A draft of the new CSM constitution states that the CSM Senate will defer to the Undergraduate Student Senate and Graduate Student Assembly to recommend a student to sit on the CSM Senate as non-voting members-a policy that apparently was never communicated to either of the two student governing bodies. Both President Susan Smith of the Student Senate and President Caroline Coscia of the GSA were troubled by the fact that “for the last two semesters, we were never made aware of this new policy by anyone in CSM.” CSM Senate moderator professor John Ebersole acknowledged that, “At present, we have no student members.” The CSM Senate meetings are open to all students.

The CNHS Senate

The College of Nursing and Health Sciences (CNHS) offers several ways for an estimated 680 students to contribute to academic and administrative policies. Students can serve on the BS Program, Student Affairs, or Evaluation and Planning committees, in addition to the CNHS Senate. The college’s student representatives are elected, explained academic advisor Michelle Manning, who urges interested parties to consult their advisors.

While committee meetings are closed to the public, any student may view the agendas and minutes of past meetings by requesting them from the Dean’s Office. “Students can also participate in monthly department curriculum meetings by contacting their department chairs,” says Manning, adding, “Students should get involved because they can have a significant impact in both programming activities and academic policies.”

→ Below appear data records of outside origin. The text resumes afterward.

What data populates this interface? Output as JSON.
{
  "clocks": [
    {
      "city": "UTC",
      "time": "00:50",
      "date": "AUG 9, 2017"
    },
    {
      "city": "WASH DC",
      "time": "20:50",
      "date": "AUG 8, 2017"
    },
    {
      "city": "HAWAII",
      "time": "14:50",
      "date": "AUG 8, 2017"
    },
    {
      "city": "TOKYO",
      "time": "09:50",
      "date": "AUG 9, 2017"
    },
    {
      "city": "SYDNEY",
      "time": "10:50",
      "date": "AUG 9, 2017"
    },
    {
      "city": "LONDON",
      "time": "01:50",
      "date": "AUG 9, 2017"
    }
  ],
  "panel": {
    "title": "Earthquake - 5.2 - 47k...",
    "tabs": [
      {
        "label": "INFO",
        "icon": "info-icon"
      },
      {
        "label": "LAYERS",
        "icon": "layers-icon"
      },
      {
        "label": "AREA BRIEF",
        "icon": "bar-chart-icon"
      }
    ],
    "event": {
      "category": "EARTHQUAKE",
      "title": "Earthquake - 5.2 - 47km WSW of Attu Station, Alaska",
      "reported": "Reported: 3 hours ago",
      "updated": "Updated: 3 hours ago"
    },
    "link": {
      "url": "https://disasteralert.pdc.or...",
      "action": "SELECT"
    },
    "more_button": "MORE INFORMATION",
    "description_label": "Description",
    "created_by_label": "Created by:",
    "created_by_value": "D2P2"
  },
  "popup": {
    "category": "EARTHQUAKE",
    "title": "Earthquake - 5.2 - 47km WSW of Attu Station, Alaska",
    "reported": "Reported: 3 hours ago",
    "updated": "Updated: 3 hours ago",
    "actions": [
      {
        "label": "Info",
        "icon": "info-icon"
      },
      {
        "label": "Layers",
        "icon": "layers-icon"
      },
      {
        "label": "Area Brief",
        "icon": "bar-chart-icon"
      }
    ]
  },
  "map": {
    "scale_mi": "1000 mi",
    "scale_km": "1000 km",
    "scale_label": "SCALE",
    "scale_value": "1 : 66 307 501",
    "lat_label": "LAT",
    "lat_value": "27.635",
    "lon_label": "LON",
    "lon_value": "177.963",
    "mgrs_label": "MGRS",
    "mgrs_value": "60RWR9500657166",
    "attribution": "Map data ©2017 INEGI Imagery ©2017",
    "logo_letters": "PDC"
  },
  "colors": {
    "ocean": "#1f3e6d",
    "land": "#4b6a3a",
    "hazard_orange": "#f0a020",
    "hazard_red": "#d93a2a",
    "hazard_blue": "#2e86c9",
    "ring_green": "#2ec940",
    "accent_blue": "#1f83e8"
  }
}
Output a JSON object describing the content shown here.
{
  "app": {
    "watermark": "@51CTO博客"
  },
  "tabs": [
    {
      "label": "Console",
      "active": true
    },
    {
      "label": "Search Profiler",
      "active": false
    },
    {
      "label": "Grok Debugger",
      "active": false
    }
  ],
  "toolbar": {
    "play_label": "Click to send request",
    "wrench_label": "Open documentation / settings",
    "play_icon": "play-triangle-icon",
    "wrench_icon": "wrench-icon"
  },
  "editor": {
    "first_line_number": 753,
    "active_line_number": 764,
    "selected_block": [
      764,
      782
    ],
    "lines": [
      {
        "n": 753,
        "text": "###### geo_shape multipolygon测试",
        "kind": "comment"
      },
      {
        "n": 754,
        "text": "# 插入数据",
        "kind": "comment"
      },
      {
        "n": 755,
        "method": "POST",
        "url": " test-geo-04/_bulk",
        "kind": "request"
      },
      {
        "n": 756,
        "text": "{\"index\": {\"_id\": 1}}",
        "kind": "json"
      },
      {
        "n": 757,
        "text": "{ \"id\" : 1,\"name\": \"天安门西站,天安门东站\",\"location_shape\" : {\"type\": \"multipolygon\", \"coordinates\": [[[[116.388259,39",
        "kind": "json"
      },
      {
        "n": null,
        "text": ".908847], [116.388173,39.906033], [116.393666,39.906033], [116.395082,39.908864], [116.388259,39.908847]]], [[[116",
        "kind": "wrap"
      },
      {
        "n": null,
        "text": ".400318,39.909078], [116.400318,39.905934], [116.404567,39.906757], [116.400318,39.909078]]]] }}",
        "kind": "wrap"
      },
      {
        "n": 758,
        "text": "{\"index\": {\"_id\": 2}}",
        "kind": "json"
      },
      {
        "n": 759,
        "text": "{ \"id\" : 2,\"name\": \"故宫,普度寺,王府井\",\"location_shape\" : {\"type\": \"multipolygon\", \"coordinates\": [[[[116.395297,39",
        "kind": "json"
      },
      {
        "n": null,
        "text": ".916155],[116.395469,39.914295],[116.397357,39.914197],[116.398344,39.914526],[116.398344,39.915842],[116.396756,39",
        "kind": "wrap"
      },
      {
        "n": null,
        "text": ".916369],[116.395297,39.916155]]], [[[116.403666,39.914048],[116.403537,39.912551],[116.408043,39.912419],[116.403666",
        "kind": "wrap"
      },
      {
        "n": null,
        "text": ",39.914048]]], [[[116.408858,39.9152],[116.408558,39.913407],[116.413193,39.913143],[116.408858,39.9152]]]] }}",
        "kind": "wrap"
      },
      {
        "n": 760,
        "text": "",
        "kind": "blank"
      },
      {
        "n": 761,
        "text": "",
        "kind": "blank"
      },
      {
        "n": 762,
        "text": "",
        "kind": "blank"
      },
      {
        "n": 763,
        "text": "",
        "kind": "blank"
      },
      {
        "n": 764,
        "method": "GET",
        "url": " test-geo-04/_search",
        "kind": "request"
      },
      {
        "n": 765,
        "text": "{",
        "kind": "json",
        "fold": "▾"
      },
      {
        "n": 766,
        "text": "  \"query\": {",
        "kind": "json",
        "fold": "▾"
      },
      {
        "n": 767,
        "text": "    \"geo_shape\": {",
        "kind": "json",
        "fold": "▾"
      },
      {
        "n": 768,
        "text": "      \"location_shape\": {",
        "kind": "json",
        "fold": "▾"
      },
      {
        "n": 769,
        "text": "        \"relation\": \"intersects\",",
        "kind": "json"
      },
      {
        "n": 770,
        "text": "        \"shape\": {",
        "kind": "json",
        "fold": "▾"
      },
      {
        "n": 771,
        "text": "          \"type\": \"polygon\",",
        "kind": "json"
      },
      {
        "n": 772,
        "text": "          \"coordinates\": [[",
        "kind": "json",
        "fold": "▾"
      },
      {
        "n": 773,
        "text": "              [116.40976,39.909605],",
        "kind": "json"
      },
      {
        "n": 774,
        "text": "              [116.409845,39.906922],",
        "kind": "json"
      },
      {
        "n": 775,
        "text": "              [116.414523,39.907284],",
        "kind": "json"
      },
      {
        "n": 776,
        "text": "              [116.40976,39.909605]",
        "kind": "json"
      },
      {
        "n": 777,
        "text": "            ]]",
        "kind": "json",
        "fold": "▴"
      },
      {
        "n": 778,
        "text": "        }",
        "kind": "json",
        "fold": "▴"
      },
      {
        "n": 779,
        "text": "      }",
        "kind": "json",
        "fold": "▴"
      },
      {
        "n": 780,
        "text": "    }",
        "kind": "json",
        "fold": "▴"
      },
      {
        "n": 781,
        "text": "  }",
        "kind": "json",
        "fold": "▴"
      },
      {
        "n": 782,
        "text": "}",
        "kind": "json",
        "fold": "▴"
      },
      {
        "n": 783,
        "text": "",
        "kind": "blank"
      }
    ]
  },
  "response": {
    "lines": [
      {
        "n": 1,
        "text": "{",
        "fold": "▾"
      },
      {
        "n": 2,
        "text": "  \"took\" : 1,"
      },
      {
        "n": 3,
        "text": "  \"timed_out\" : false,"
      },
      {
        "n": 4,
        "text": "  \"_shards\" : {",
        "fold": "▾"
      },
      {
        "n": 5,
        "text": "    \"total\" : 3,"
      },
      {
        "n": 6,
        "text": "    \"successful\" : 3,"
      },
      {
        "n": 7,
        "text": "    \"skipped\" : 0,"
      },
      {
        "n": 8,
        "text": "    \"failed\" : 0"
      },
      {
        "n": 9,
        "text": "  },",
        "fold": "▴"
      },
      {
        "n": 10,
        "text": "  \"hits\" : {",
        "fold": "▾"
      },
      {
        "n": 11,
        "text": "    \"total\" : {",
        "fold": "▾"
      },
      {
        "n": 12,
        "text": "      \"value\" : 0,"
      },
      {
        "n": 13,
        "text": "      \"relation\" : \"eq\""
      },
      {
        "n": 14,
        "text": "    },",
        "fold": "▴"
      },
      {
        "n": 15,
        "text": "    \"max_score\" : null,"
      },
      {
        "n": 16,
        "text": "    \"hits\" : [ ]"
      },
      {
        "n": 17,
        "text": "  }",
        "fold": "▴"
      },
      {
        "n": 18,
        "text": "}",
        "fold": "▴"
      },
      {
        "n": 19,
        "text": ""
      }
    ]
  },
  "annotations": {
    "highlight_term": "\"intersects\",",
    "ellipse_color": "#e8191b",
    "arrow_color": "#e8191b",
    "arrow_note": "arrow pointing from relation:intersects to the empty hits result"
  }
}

Participation has remained minimal, despite the fact that nursing students are supposedly alerted to these leadership opportunities. In an informal survey, twelve random students were asked to name three of the college’s governing bodies, when elections were, and who their class officer was. Only one knew who his class officer was, because it was himself. None could name all three of their college’s governing bodies, though over half believed that one of them was the Student Nursing Association, a national organization.

Management Faculty Assembly

In contrast to the other four college governing bodies, the College of Management has never had a formal policy allowing student representation on the Faculty Assembly. However, Associate Dean Janet Wagner cited a 2008 Strategic Priority Activity Plan memorandum from last fall that read, “increasing student participation in out-of-class activities provides professional development and leadership opportunities.”

Absent from the memo was any language that would give students formal representation or voting rights in academic or administrative policies.

The CPCS Policy Board

The Policy Board is a 13-member elected body whose open meetings are held biweekly. Professor Ann Withorn, co-chair of the board, says that this year’s elections will be held next fall. Students are informed about elections via their professors and flyers.

Regular student participation in recent years has been low to non-existent. Only one student was active in the 2000-01 academic year, and no students were active in 2003.

In 2003, the Policy Board adopted changes that reduced the number of student seats from five to two. Another change would allow students to create their own governing body. The new constitution states, “[the] Policy Board shall, in its bylaws, provide for the creation of structures and mechanisms to encourage meaningful student participation in governance.”

Over a year has passed since the new constitution was approved, and professor Terry McLarney, the undergraduate chair, says, “The bylaws on student governance have yet to be developed.” McLarney urges any interested CPCS student to bring their ideas about student representation to the table at Policy Board meetings.